The Optima only offers shift paddles on the top-of-the-heap turbocharged SX, which comes with a smaller but more powerful 2.0-litre four that pumps out 274 hp and 269 lb-ft of torque, identical figures to the turbocharged Sonata 2.0T. Incredibly, Kia quotes fuel economy figures of 9.2 city and 5.8 highway, which is competitive with most four-cylinder sedans, though you obviously won't be anywhere near this if you regularly whip all 274 horses around with your right foot. Still, like in the Sonata, it's V-6 power with at least the potential for four-cylinder frugality, and it uses regular fuel.

On the downside to the SX, its shift paddles mean you'll have to give up the comforting heated steering wheel, though lots of (pricier) vehicles manage to employ both. Kia also packages its turbo model differently, coming equipped only as a navi-equipped range-topping Optima that lists at $33,695, or just a couple hundred over the top Sonata 2.0T Limited, though Hyundai does offer the turbo engine in a less exhaustively optioned model for $28,999.

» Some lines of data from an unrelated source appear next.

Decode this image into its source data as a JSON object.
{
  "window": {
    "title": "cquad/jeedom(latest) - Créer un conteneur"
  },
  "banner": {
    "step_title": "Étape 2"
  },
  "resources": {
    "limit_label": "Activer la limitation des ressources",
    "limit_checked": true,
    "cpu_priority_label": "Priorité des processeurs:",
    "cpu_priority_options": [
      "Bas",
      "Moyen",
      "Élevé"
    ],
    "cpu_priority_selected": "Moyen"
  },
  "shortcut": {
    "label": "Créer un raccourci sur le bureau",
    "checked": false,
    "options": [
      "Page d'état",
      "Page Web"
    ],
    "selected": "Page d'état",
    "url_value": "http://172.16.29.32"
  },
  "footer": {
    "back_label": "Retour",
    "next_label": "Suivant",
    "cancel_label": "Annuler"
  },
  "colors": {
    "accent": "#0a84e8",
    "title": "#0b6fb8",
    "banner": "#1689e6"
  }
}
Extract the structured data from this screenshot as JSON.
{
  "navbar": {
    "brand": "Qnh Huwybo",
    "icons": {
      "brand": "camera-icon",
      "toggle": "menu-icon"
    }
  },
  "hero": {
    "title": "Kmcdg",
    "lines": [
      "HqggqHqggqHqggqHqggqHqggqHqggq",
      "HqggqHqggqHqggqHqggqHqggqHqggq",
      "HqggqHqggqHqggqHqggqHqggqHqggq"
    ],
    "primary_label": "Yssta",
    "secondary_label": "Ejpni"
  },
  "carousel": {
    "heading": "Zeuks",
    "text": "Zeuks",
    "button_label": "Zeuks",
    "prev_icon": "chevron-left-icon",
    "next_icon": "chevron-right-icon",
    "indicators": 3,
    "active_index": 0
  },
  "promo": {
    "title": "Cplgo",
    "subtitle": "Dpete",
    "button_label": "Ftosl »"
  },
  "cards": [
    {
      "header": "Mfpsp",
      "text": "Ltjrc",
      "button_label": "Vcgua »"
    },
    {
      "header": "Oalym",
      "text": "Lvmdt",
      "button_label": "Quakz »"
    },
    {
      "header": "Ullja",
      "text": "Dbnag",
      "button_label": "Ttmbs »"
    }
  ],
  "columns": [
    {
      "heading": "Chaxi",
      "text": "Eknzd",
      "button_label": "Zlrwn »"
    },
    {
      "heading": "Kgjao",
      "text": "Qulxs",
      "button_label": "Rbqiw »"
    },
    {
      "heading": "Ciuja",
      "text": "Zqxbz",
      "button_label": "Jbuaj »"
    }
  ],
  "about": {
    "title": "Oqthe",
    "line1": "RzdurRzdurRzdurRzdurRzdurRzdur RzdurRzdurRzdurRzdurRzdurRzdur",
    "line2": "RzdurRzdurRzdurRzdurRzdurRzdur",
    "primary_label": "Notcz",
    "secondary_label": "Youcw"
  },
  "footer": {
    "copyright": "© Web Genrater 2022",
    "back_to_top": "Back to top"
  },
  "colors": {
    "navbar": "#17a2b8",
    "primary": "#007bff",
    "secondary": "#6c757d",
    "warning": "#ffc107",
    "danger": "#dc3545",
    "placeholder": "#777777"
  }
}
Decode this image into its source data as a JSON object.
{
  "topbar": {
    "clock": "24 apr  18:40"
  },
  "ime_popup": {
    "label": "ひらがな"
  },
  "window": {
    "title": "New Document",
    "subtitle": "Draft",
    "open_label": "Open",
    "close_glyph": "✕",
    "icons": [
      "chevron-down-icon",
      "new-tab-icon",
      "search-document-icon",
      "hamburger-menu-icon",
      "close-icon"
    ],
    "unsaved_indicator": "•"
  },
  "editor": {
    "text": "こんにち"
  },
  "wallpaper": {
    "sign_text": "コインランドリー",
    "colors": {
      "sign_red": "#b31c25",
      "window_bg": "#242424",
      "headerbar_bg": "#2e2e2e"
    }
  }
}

Kia is so confident in its family hauler that it let loose a few Optima SX models on the track in Homestead, Fla., where NASCAR, Indy Car and bike races are run regularly. The front-wheel-drive Optima won't be mistaken for a track weapon any time soon, but it managed to get up quickly to about 200 km/h on the long straights, then dive back down into tight turns impressively, without much in the way of under-steer or tire-squeal complaining.

Still, were it my dime, I'd opt for the non-turbo Optima EX Luxury, and its heated steering wheel rather than shift paddles, especially since a Tiptronic shift up/down function comes on all Optima automatic shifters; there's also a slightly more comfortable ride with the less sporty suspension setup. Although you'd have to give up the go-fast engine along with it, much of the beauty of this car is its value equation, to go along with its sophisticated styling.

This particular beholder prefers the shape of the Sonata, with its superior finishes inside especially, but there's no arguing against the level of driving refinement and goodies offered by Kia with the all-new Optima.

2011 Kia Optima EX

Type: Mid-size family sedan

Base price: $21,995; as tested, $33,800

Engine: 2.4-litre, direct-injection, four cylinder

Horsepower/torque: 200 hp/186 lb-ft

Transmission: Six-speed manual or automatic

Drive: Front-wheel

Fuel economy (litres/100 km): 8.7 city/5.7 highway; regular gas

Alternatives: Hyundai Sonata, Mazda6, Honda Accord, Toyota Camry, Chevrolet Malibu, Ford Fusion

globedrive@globeandmail.com

More Related to this Story

In the know

Most popular videos »

Highlights

More from The Globe and Mail

Most popular